Trump attempts to pin blame for the stock market stumbles on House Democrats' threats to impeach him

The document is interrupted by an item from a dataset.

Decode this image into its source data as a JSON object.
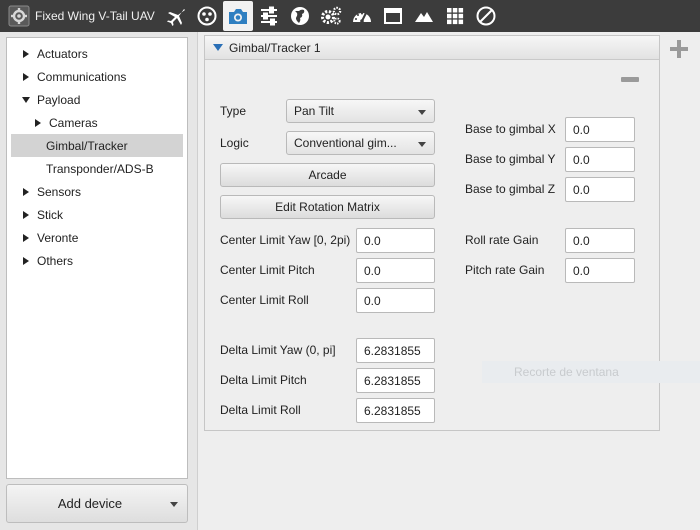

President Donald Trump blamed a recent stock market selloff on Democrats and calls for impeachment. "As I have stated many times, if the Democrats take over the House or Senate, there will be disruption to the Financial Markets," Trump said. Trump also tried to dismiss calls for impeachment from a handful of Democrats. Most investors and analysts laid a good portion of the blame for December's drop at Trump's feet. President Donald Trump on Friday pinned recent stock market falls on Democrats retaking the House and some lawmakers calls for impeachment. In a Friday morning Twitter burst, the president took shots at the new House Democratic majority and the impeachment calls from a handful of members. Trump argued these factors contributed to recent declines in the stock market. "As I have stated many times, if the Democrats take over the House or Senate, there will be disruption to the Financial Markets," Trump said. "We won the Senate, they won the House. Things will settle down. They only want to impeach me because they know they can’t win in 2020, too much success!" The blame game came after stocks swooned in December, marking the worst final month of the year since 1931, and a small contingent of Democrats on Thursday began the 116th Congress with calls to impeach Trump. Trump previously dismissed the selloff in December as a "glitch" that would be solved with new trade deals, but the president on Friday blamed Democrats after two high-profile calls for Trump's impeachment on Thursday. Read more: Trump says the market's recent sell-off was just a 'little glitch' after stocks post the worst December since the Great Depression» Rep. Brad Sherman of California told reporters on the first day of the new Democratic House majority that he planned to introduce articles of impeachment that would accuse the president of obstruction of justice related to the former FBI director James Comey's firing. Sherman also introduced articles of impeachment in 2017. Freshman Rep. Rashida Tlaib of Michigan also called for Trump's impeachment during a fiery speech at a party for the progressive action group MoveOn. "People love you, and you win, and when your son looks at you and says, 'Momma look, you won, bullies don't win,'" Tlaib said in a video posted to Twitter. "I said, 'Baby they don't, because we're gonna go in there, we're going to go in and impeach the m----- f-----.'" Tlaib previously mentioned the idea of impeachment during the midterm campaign season. Other Democrats, including party leadership, has pushed back on such calls. Rep. Jerry Nadler, the chair of the Judiciary Committee, told CNN on Friday that Tlaib's impeachment call was premature. "I don't like that language. More to the point, I disagree with what she said," Nadler said. "It is too early to talk about that intelligently. We have to follow the facts and get the facts." Trump's attempts to tie the stock market swoon to Democrats doesn't appear to pass muster. The recent top for the market came in early October — roughly a month before Democrats actually regained control of the House — and the market was turbulent for nearly all of 2018, with multiple steep selloffs throughout the year. Additionally, most investors and stock market analysts place more of the at the feet of Trump. The president's trade war with China, reversal on funding that led to the government shutdown, attacks on the Federal Reserve, and general uncertainty over policy direction have all been cited as contributors to market volatility. Trump is not the only worry plaguing investors — the pace of Fed rate hikes and a global economic slowdown are also major reasons cited by market watchers. SEE ALSO: Apple's shock warning bolsters one of Trump's biggest arguments for the US-China trade war Join the conversation about this story » NOW WATCH: Anthony Scaramucci claims Trump isn't a nationalist: 'He likes saying that because it irks these intellectual elitists'